Third because relying on the use of force while dismissing the opponent’s political goals creates a risk to rise to extremes. Whereas it is important to remember that negotiation and peace is the ultimate step in a war, it would not be the case if the opponent’s legitimacy to resort on coercion is not properly recognized. Furthermore, relying on brute force in order to suppress the irregular enemy means that it is seen as an "Enemy" in a Schmittian sense. This "depoliticization" process put at high risk the society on which that war is waged in that that does not allow to recognize proper goals and motives for the population when it sides with the insurgent. Of course, if the "Enemy" is a criminal against which every means is necessary, that would also lead to a strategy of annihilation.
To sum up, "irregular" seems much more tailored as a sociological framework to study today’s conflict while "asymmetrical" is more about the strategic dynamics between two belligerents. However, it seems to me that those two concepts do not fit well with several case studies, and do not include "civil wars" for instance.
In short, those two concepts are not highly relevant analytic tools. Those are mere ideal-types that tell us more about the way we define what is war in a normative way. Nevertheless, they are inscribed in the power relation that characterizes today’s international relations. Dario Battistella’s "hierarchical wars" concept show us how the distribution of power among actors (and mainly States) functions in a dual dimension: a material dimension (in which the US has a huge comparative advantage) but also a normative dimension (that allows democratic states not only to avoid war with each others but also to legitimate "intervention" against smaller or non-legitimate actors). As such, "irregular" and "asymmetrical" characterize the mainstream way of defining what is a legitimate actor and what is not (while this move is not unchallenged both a the domestic and the international levels) and reveals us the normative dominance of western countries and especially the United States.
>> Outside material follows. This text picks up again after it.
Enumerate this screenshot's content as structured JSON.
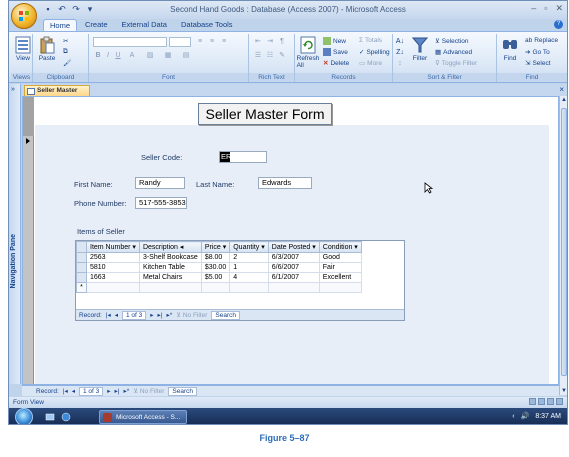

But, as they have strategic and ethical implications, their analysis should not be dismissed and should lead to a careful examination of our perceptions of both "war" (as a social and political activity) and "enemy" (as a social actor’s will using force to pursue its political goals).